» WHAT IS REQUIRED:
Copy out every line from the records that includes "chevron".

» RECORDED DATA:
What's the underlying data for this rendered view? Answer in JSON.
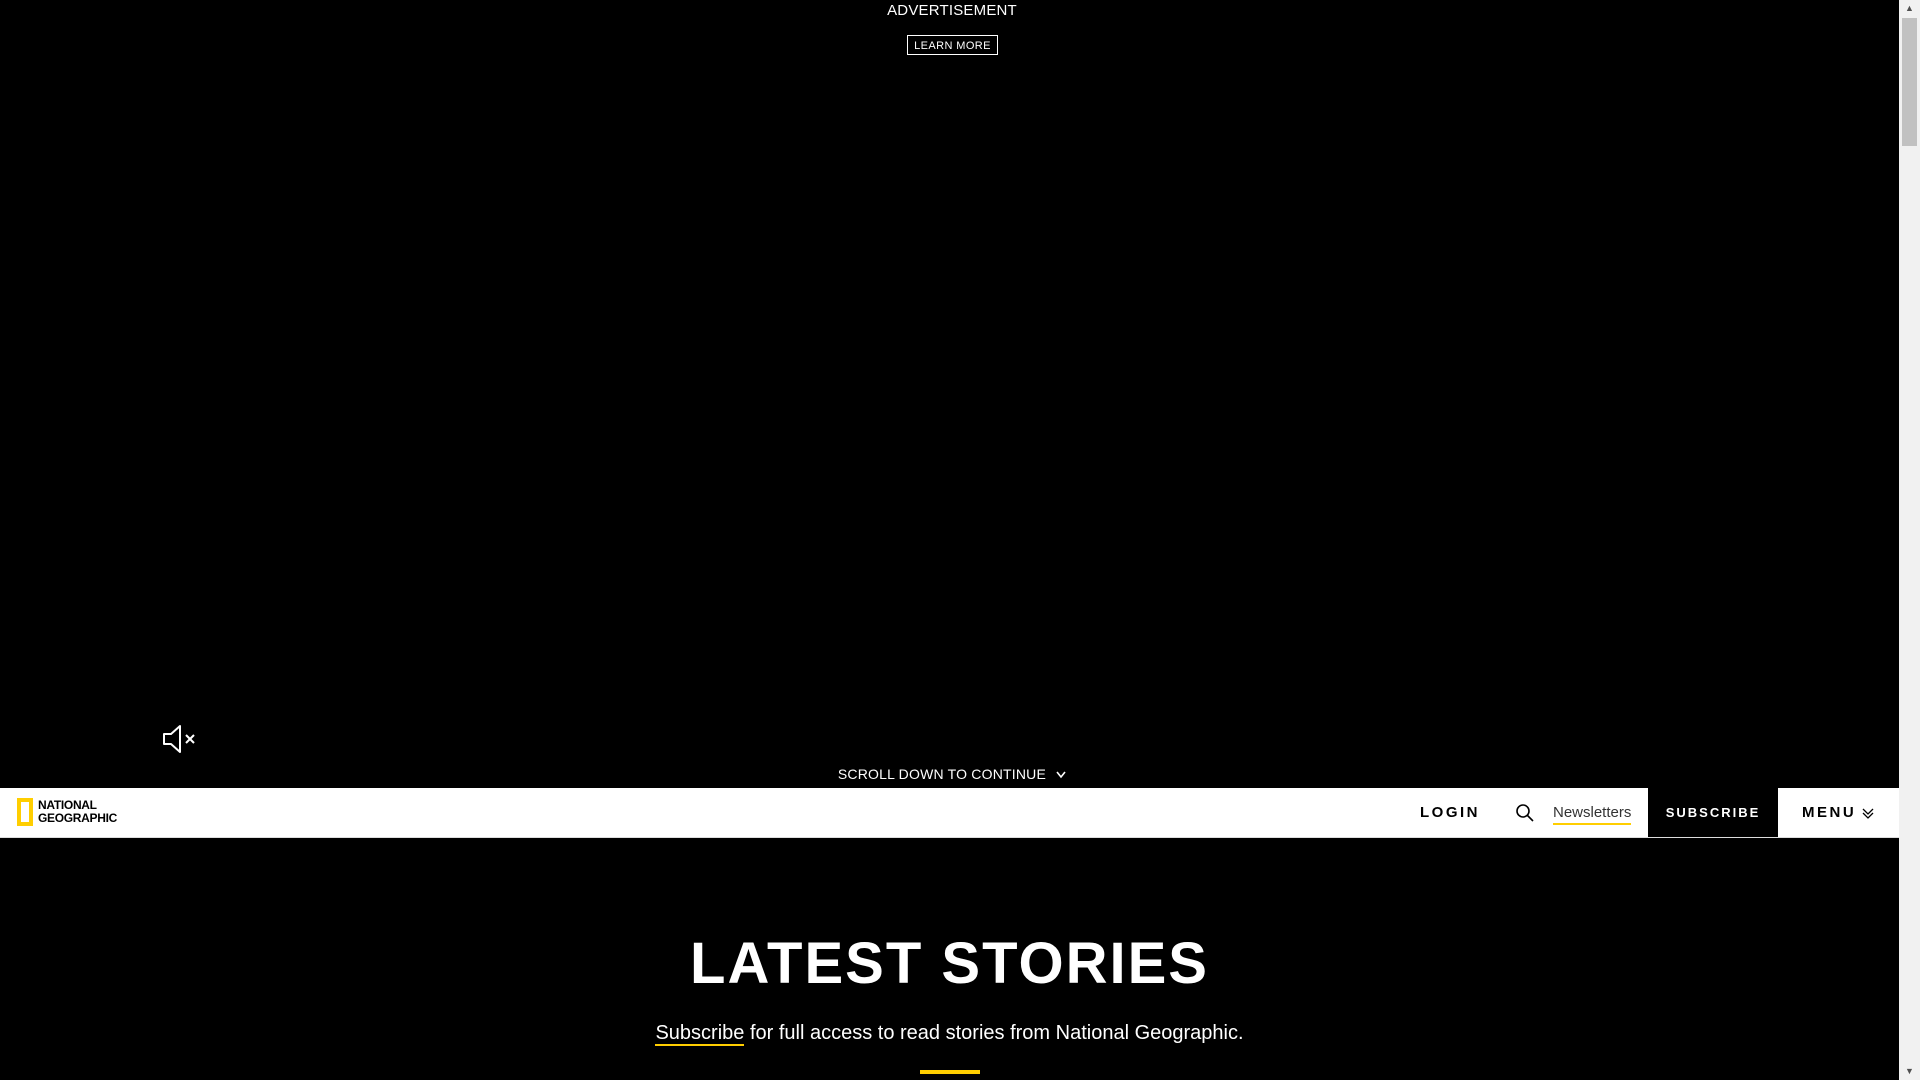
{
  "ad": {
    "label": "ADVERTISEMENT",
    "learn_more": "LEARN MORE",
    "mute_icon": "speaker-muted-icon",
    "scroll_text": "SCROLL DOWN TO CONTINUE",
    "scroll_icon": "chevron-down-icon"
  },
  "nav": {
    "logo_line1": "NATIONAL",
    "logo_line2": "GEOGRAPHIC",
    "login": "LOGIN",
    "search_icon": "search-icon",
    "newsletters": "Newsletters",
    "subscribe": "SUBSCRIBE",
    "menu": "MENU",
    "menu_icon": "chevron-down-icon"
  },
  "latest": {
    "title": "LATEST STORIES",
    "subscribe_link": "Subscribe",
    "subtitle_rest": " for full access to read stories from National Geographic."
  },
  "colors": {
    "brand_yellow": "#FFCE00",
    "background": "#000000",
    "nav_background": "#FFFFFF"
  }
}
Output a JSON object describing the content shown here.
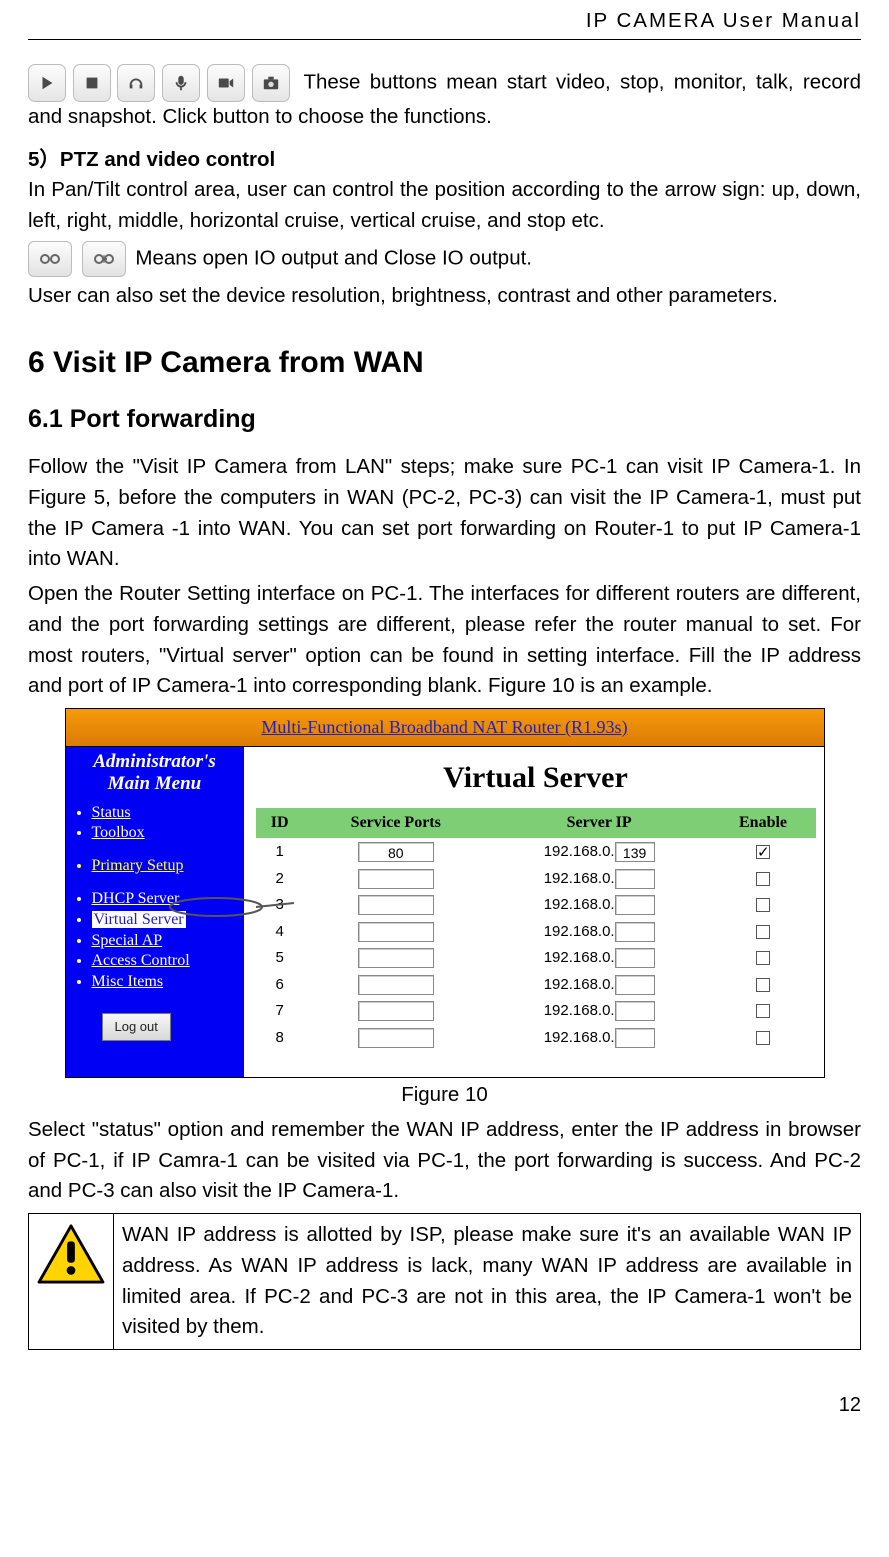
{
  "header": {
    "doc_title": "IP CAMERA User Manual"
  },
  "intro": {
    "buttons_sentence_part1": " These buttons mean start video, stop, monitor, talk, record and snapshot. Click button to choose the functions."
  },
  "section5": {
    "title": "5）PTZ and video control",
    "p1": "In Pan/Tilt control area, user can control the position according to the arrow sign: up, down, left, right, middle, horizontal cruise, vertical cruise, and stop etc.",
    "io_sentence": " Means open IO output and Close IO output.",
    "p2": "User can also set the device resolution, brightness, contrast and other parameters."
  },
  "chapter6": {
    "title": "6  Visit IP Camera from WAN"
  },
  "section61": {
    "title": "6.1  Port forwarding",
    "p1": "Follow the \"Visit IP Camera from LAN\" steps; make sure PC-1 can visit IP Camera-1. In Figure 5, before the computers in WAN (PC-2, PC-3) can visit the IP Camera-1, must put the IP Camera -1 into WAN. You can set port forwarding on Router-1 to put IP Camera-1 into WAN.",
    "p2": "Open the Router Setting interface on PC-1. The interfaces for different routers are different, and the port forwarding settings are different, please refer the router manual to set. For most routers, \"Virtual server\" option can be found in setting interface. Fill the IP address and port of IP Camera-1 into corresponding blank. Figure 10 is an example."
  },
  "router": {
    "titlebar": "Multi-Functional Broadband NAT Router (R1.93s)",
    "sidebar": {
      "menu_title_l1": "Administrator's",
      "menu_title_l2": "Main Menu",
      "items": {
        "status": "Status",
        "toolbox": "Toolbox",
        "primary_setup": "Primary Setup",
        "dhcp": "DHCP Server",
        "virtual": "Virtual Server",
        "special_ap": "Special AP",
        "access_ctrl": "Access Control",
        "misc": "Misc Items"
      },
      "logout": "Log out"
    },
    "main_heading": "Virtual Server",
    "columns": {
      "id": "ID",
      "ports": "Service Ports",
      "ip": "Server IP",
      "enable": "Enable"
    },
    "ip_prefix": "192.168.0.",
    "rows": [
      {
        "id": "1",
        "port": "80",
        "ip_suffix": "139",
        "enabled": true
      },
      {
        "id": "2",
        "port": "",
        "ip_suffix": "",
        "enabled": false
      },
      {
        "id": "3",
        "port": "",
        "ip_suffix": "",
        "enabled": false
      },
      {
        "id": "4",
        "port": "",
        "ip_suffix": "",
        "enabled": false
      },
      {
        "id": "5",
        "port": "",
        "ip_suffix": "",
        "enabled": false
      },
      {
        "id": "6",
        "port": "",
        "ip_suffix": "",
        "enabled": false
      },
      {
        "id": "7",
        "port": "",
        "ip_suffix": "",
        "enabled": false
      },
      {
        "id": "8",
        "port": "",
        "ip_suffix": "",
        "enabled": false
      }
    ]
  },
  "figure_caption": "Figure 10",
  "after_figure": {
    "p1": "Select \"status\" option and remember the WAN IP address, enter the IP address in browser of PC-1, if IP Camra-1 can be visited via PC-1, the port forwarding is success. And PC-2 and PC-3 can also visit the IP Camera-1."
  },
  "warning": {
    "text": "WAN IP address is allotted by ISP, please make sure it's an available WAN IP address. As WAN IP address is lack, many WAN IP address are available in limited area. If PC-2 and PC-3 are not in this area, the IP Camera-1 won't be visited by them."
  },
  "page_number": "12"
}
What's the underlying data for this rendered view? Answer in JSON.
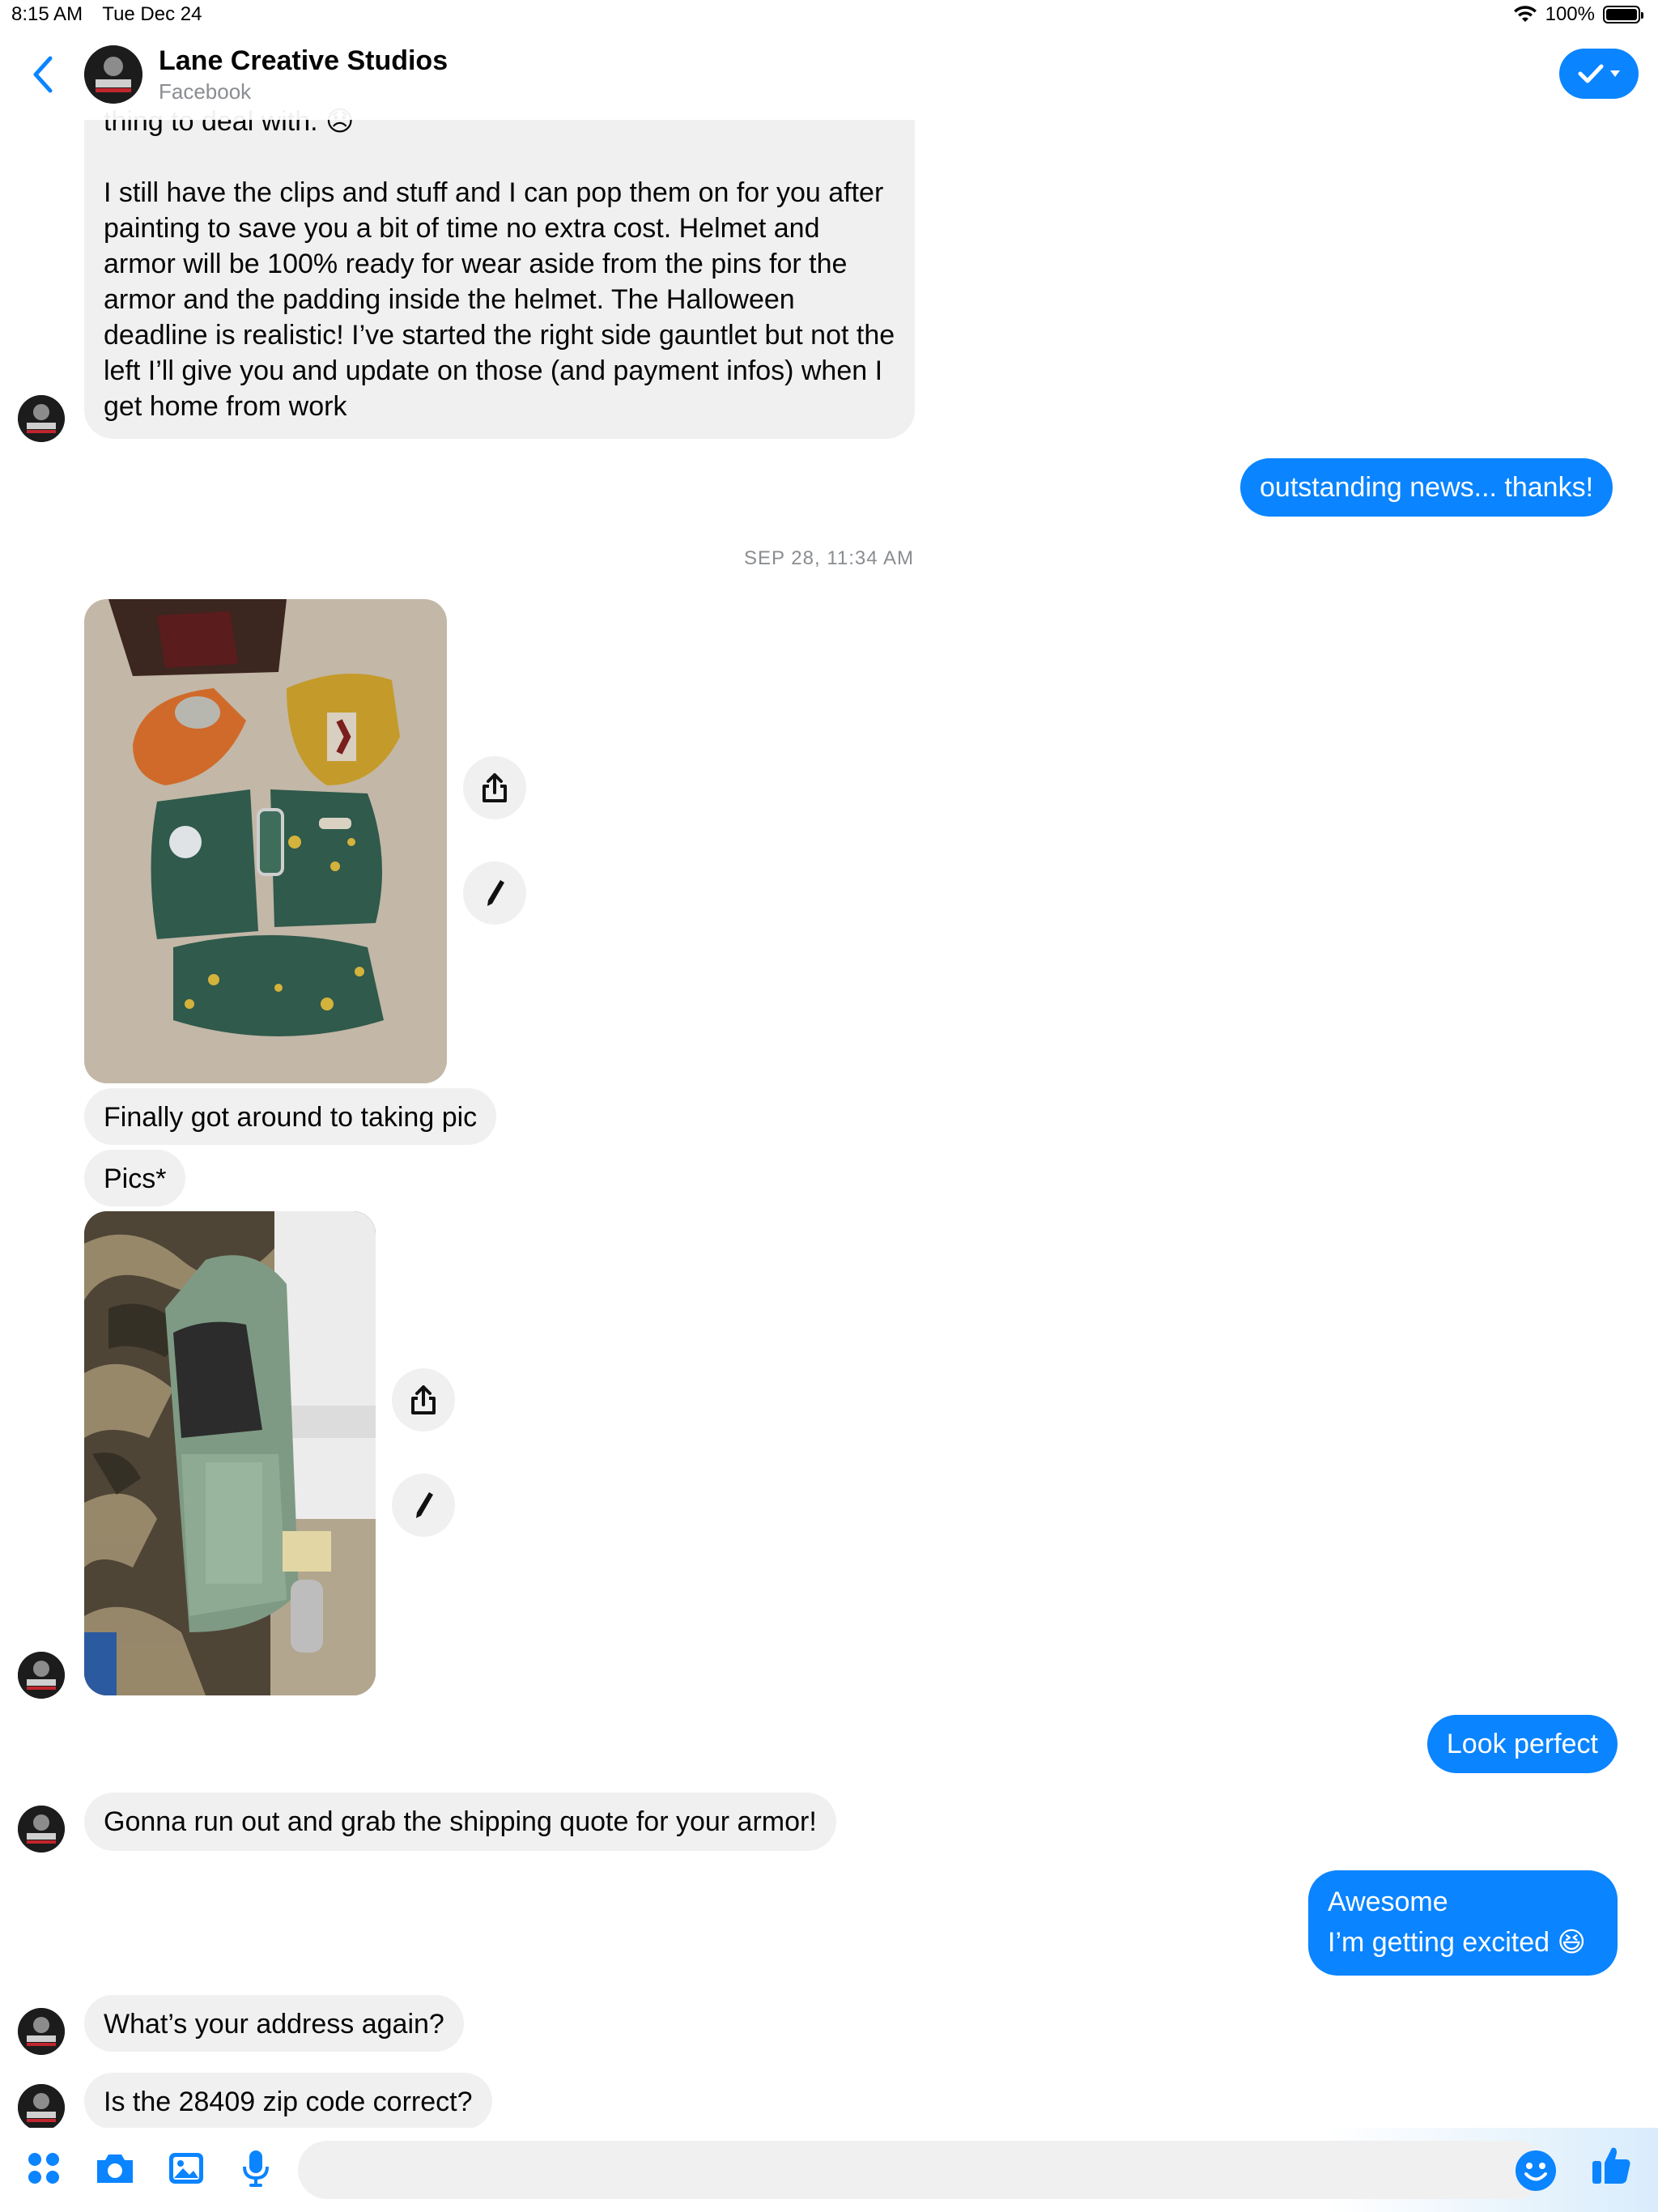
{
  "status_bar": {
    "time": "8:15 AM",
    "date": "Tue Dec 24",
    "battery": "100%",
    "battery_level": 1.0
  },
  "header": {
    "title": "Lane Creative Studios",
    "subtitle": "Facebook",
    "icons": {
      "back": "chevron-left-icon",
      "status": "check-icon",
      "dropdown": "caret-down-icon"
    }
  },
  "messages": {
    "m1_line0": "thing to deal with. 😞",
    "m1_para2": "I still have the clips and stuff and I can pop them on for you after painting to save you a bit of time no extra cost. Helmet and armor will be 100% ready for wear aside from the pins for the armor and the padding inside the helmet. The Halloween deadline is realistic! I’ve started the right side gauntlet but not the left I’ll give you and update on those (and payment infos) when I get home from work",
    "m2": "outstanding news... thanks!",
    "timestamp": "SEP 28, 11:34 AM",
    "m3": "Finally got around to taking pic",
    "m4": "Pics*",
    "m5": "Look perfect",
    "m6": "Gonna run out and grab the shipping quote for your armor!",
    "m7_line1": "Awesome",
    "m7_line2": "I’m getting excited 😆",
    "m8": "What’s your address again?",
    "m9": "Is the 28409 zip code correct?"
  },
  "composer": {
    "icons": [
      "apps-icon",
      "camera-icon",
      "photo-icon",
      "microphone-icon",
      "emoji-icon",
      "thumbs-up-icon"
    ]
  },
  "colors": {
    "accent": "#0a84ff",
    "incoming_bubble": "#f0f0f0",
    "meta_text": "#8a8d91"
  }
}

» TASK RESULT:
    "scroll_icon": "chevron-down-icon"
    "menu_icon": "chevron-down-icon"
      "back": "chevron-left-icon",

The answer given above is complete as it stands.